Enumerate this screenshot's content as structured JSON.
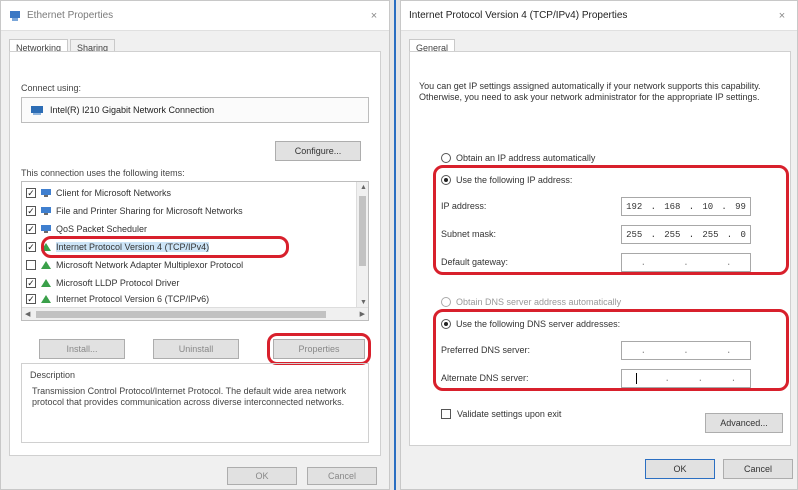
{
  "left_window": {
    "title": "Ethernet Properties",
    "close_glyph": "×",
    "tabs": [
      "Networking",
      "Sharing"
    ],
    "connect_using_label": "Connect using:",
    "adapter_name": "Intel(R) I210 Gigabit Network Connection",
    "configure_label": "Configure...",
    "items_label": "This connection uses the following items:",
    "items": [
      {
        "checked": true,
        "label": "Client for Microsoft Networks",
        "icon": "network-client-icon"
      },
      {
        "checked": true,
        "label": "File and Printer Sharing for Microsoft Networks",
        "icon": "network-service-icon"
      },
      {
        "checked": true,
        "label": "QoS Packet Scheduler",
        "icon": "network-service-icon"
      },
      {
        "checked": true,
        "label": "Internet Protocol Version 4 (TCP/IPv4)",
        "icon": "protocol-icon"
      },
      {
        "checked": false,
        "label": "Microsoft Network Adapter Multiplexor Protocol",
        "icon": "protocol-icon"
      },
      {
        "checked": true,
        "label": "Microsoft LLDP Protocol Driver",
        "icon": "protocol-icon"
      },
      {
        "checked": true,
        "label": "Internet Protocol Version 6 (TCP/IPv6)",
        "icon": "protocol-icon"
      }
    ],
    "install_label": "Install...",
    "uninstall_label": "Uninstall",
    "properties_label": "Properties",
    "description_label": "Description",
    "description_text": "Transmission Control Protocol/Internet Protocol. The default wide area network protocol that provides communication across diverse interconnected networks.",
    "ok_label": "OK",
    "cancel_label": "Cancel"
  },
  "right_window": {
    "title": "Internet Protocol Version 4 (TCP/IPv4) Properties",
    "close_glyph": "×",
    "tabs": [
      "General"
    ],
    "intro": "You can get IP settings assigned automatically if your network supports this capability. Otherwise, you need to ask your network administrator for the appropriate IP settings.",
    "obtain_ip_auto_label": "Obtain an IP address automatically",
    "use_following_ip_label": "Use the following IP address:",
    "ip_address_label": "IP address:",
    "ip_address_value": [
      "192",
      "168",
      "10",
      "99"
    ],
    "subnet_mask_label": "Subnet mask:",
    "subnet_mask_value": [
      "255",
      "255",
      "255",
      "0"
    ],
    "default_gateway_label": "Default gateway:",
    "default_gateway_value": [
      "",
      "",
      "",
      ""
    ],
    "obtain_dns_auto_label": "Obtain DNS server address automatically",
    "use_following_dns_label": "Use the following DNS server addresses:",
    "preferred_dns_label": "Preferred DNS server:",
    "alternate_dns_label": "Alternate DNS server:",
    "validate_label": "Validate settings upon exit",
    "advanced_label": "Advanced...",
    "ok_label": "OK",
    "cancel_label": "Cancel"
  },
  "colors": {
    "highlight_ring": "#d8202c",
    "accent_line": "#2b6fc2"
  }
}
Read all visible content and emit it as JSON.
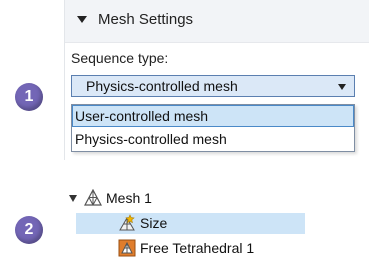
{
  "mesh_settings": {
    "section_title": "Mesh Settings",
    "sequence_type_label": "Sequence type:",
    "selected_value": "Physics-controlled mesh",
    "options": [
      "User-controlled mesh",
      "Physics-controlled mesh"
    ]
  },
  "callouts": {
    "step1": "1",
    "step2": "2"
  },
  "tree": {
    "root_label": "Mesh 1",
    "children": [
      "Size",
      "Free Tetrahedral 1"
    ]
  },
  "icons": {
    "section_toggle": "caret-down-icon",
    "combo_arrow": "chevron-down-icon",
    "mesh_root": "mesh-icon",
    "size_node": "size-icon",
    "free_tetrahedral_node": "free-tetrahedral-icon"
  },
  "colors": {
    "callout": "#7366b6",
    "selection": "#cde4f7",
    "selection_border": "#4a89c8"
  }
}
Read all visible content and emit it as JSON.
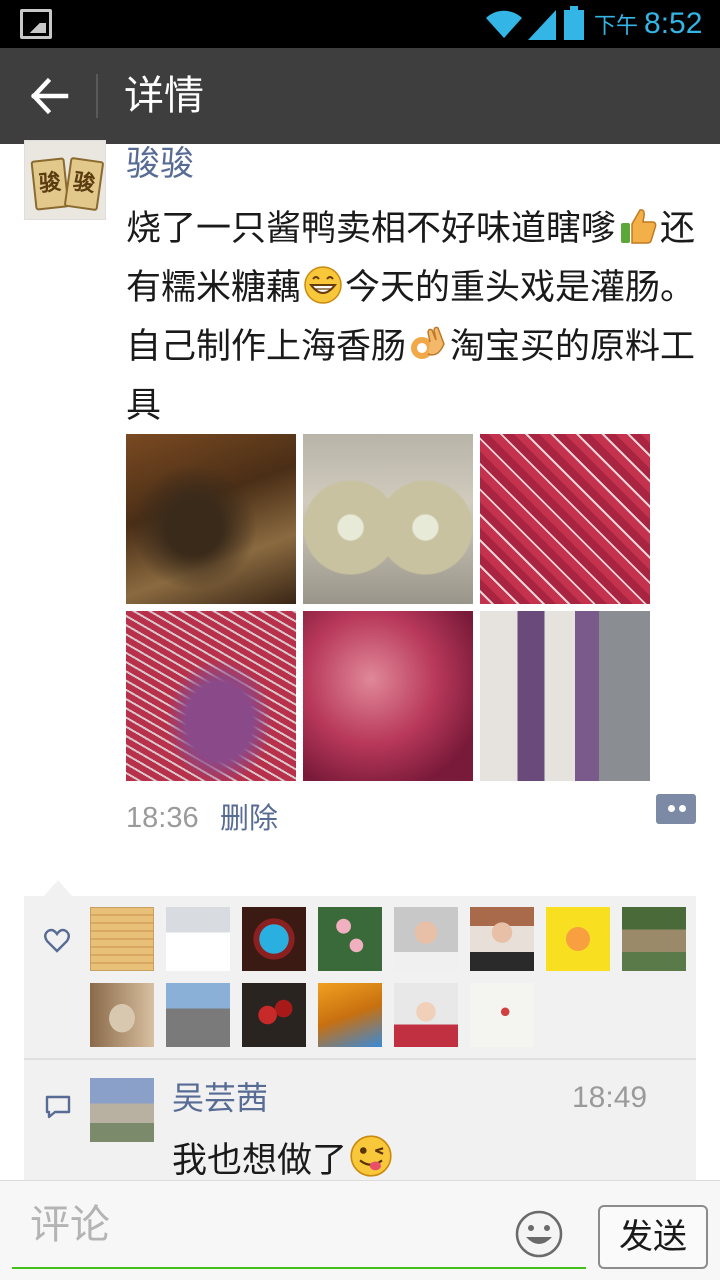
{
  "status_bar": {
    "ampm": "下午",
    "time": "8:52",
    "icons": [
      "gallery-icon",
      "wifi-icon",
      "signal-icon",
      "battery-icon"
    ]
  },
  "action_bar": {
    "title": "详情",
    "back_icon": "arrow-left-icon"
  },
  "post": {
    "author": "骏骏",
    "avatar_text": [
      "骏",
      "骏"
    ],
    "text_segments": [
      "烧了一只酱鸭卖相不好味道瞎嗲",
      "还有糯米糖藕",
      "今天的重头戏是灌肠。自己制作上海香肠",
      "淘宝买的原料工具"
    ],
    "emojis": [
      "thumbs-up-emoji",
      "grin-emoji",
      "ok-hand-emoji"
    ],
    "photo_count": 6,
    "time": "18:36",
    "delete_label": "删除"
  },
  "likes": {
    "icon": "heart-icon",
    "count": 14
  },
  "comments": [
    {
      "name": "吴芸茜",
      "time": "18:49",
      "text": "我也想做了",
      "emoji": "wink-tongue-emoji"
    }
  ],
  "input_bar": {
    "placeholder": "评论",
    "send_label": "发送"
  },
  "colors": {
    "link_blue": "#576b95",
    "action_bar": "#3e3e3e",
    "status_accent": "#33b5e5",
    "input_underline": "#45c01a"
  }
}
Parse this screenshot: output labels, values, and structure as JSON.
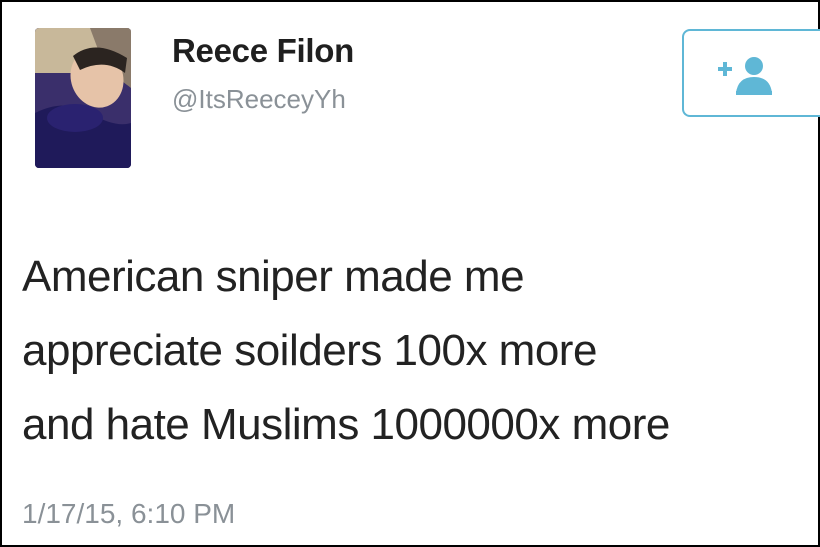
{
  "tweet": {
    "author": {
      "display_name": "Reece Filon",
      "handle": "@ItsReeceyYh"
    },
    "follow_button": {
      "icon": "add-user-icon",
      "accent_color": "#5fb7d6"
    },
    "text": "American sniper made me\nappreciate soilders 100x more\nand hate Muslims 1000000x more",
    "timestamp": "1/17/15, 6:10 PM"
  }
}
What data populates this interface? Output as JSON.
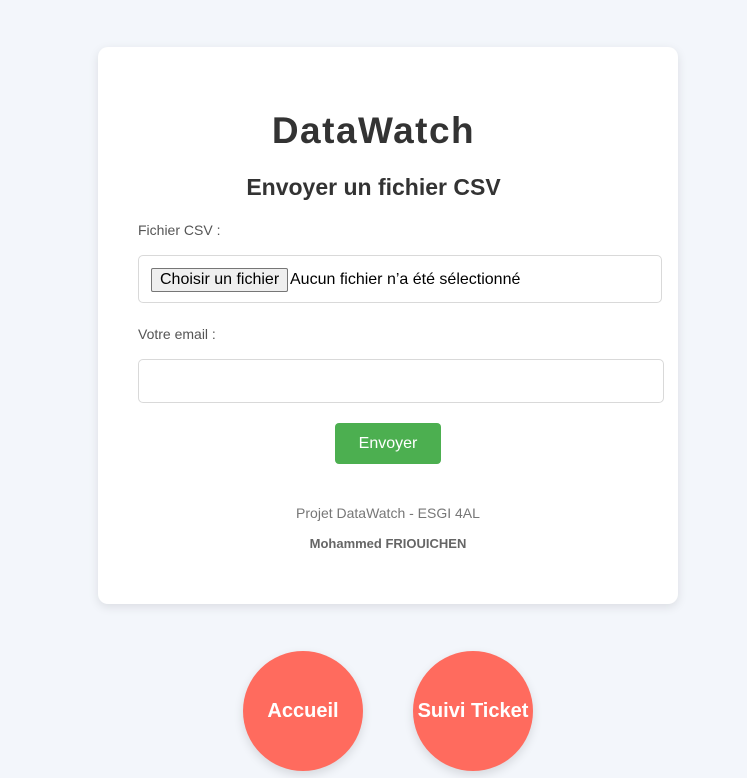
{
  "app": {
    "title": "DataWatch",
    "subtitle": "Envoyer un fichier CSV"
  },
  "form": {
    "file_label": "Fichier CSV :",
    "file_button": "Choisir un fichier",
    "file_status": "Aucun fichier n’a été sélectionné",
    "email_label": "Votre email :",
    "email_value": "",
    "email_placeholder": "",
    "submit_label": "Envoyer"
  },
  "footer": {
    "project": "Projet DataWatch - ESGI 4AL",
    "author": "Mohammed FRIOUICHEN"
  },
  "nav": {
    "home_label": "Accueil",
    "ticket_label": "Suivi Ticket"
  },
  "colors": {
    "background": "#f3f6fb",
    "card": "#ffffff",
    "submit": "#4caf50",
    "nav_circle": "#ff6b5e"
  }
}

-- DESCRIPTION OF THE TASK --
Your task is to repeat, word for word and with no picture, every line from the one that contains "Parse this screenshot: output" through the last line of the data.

-- REPLY TO THE TASK --
Parse this screenshot: output labels, values, and structure as JSON.
{
  "tweet": {
    "author": {
      "display_name": "Reece Filon",
      "handle": "@ItsReeceyYh"
    },
    "follow_button": {
      "icon": "add-user-icon",
      "accent_color": "#5fb7d6"
    },
    "text": "American sniper made me\nappreciate soilders 100x more\nand hate Muslims 1000000x more",
    "timestamp": "1/17/15, 6:10 PM"
  }
}
What data populates this interface? Output as JSON.
{
  "app": {
    "title": "DataWatch",
    "subtitle": "Envoyer un fichier CSV"
  },
  "form": {
    "file_label": "Fichier CSV :",
    "file_button": "Choisir un fichier",
    "file_status": "Aucun fichier n’a été sélectionné",
    "email_label": "Votre email :",
    "email_value": "",
    "email_placeholder": "",
    "submit_label": "Envoyer"
  },
  "footer": {
    "project": "Projet DataWatch - ESGI 4AL",
    "author": "Mohammed FRIOUICHEN"
  },
  "nav": {
    "home_label": "Accueil",
    "ticket_label": "Suivi Ticket"
  },
  "colors": {
    "background": "#f3f6fb",
    "card": "#ffffff",
    "submit": "#4caf50",
    "nav_circle": "#ff6b5e"
  }
}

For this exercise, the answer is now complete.